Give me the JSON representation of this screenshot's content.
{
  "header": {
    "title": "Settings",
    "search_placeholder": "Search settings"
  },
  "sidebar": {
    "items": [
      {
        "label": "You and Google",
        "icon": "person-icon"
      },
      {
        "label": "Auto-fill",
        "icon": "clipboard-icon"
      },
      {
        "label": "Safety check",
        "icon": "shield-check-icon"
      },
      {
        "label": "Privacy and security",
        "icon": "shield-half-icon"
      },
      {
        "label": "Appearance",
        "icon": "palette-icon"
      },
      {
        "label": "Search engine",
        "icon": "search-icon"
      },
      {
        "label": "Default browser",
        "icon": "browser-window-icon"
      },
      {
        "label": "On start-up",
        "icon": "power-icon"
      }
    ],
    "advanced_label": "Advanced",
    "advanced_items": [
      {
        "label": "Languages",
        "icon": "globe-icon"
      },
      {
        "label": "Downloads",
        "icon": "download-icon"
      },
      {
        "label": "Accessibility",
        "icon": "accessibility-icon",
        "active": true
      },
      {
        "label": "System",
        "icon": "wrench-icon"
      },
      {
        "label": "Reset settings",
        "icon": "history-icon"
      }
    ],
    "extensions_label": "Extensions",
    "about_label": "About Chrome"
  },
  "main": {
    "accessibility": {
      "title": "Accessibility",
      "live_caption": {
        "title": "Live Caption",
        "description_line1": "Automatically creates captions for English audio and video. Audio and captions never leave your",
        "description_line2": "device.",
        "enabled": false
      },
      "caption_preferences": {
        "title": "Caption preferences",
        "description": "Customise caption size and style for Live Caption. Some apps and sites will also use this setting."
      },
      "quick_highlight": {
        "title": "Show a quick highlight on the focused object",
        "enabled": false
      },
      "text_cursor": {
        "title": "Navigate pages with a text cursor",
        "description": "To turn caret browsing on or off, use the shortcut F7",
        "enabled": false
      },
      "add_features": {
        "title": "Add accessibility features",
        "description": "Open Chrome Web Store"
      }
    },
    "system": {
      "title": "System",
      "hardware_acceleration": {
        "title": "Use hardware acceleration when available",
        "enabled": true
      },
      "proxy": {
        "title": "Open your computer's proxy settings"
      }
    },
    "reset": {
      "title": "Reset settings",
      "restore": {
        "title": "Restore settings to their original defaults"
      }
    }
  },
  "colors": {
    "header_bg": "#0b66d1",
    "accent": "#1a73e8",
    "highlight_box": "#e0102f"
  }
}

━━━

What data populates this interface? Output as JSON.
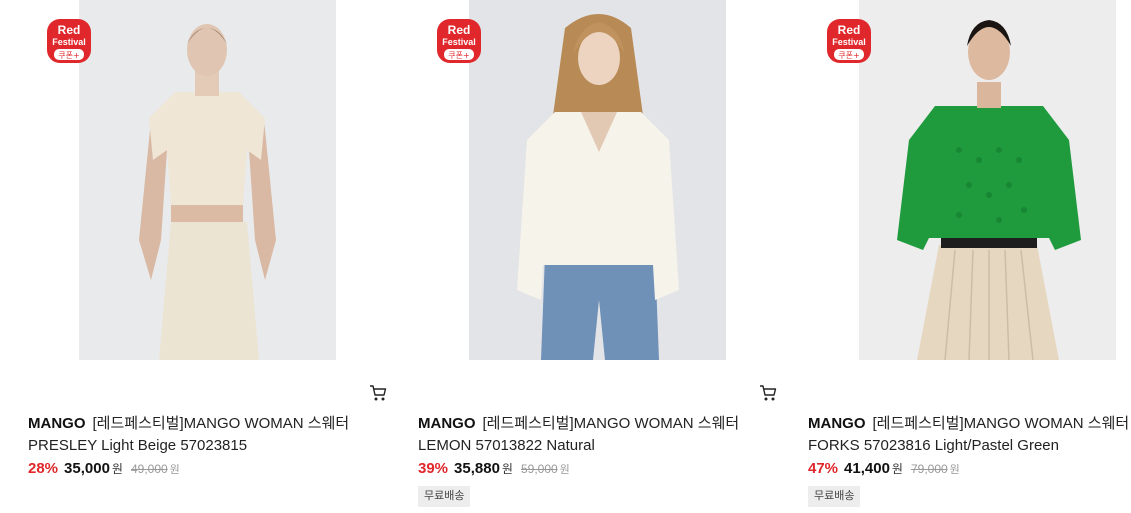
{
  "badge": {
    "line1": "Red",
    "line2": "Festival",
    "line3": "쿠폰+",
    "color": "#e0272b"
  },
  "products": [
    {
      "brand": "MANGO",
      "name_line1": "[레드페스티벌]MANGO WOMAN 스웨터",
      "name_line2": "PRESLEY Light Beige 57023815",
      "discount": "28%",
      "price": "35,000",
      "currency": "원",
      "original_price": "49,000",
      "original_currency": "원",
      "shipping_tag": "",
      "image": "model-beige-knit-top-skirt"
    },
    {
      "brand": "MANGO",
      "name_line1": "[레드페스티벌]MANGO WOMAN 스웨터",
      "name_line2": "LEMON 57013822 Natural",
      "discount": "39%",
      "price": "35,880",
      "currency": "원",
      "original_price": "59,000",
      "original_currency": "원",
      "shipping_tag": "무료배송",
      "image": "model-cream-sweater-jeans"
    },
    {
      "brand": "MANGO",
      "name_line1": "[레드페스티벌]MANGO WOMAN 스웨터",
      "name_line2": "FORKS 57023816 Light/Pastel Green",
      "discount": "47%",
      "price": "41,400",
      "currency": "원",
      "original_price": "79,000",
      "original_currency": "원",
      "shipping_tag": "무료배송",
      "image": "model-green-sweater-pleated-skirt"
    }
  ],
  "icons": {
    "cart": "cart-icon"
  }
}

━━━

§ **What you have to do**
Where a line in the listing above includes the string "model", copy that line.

§ **Solution to the problem**
      "image": "model-beige-knit-top-skirt"
      "image": "model-cream-sweater-jeans"
      "image": "model-green-sweater-pleated-skirt"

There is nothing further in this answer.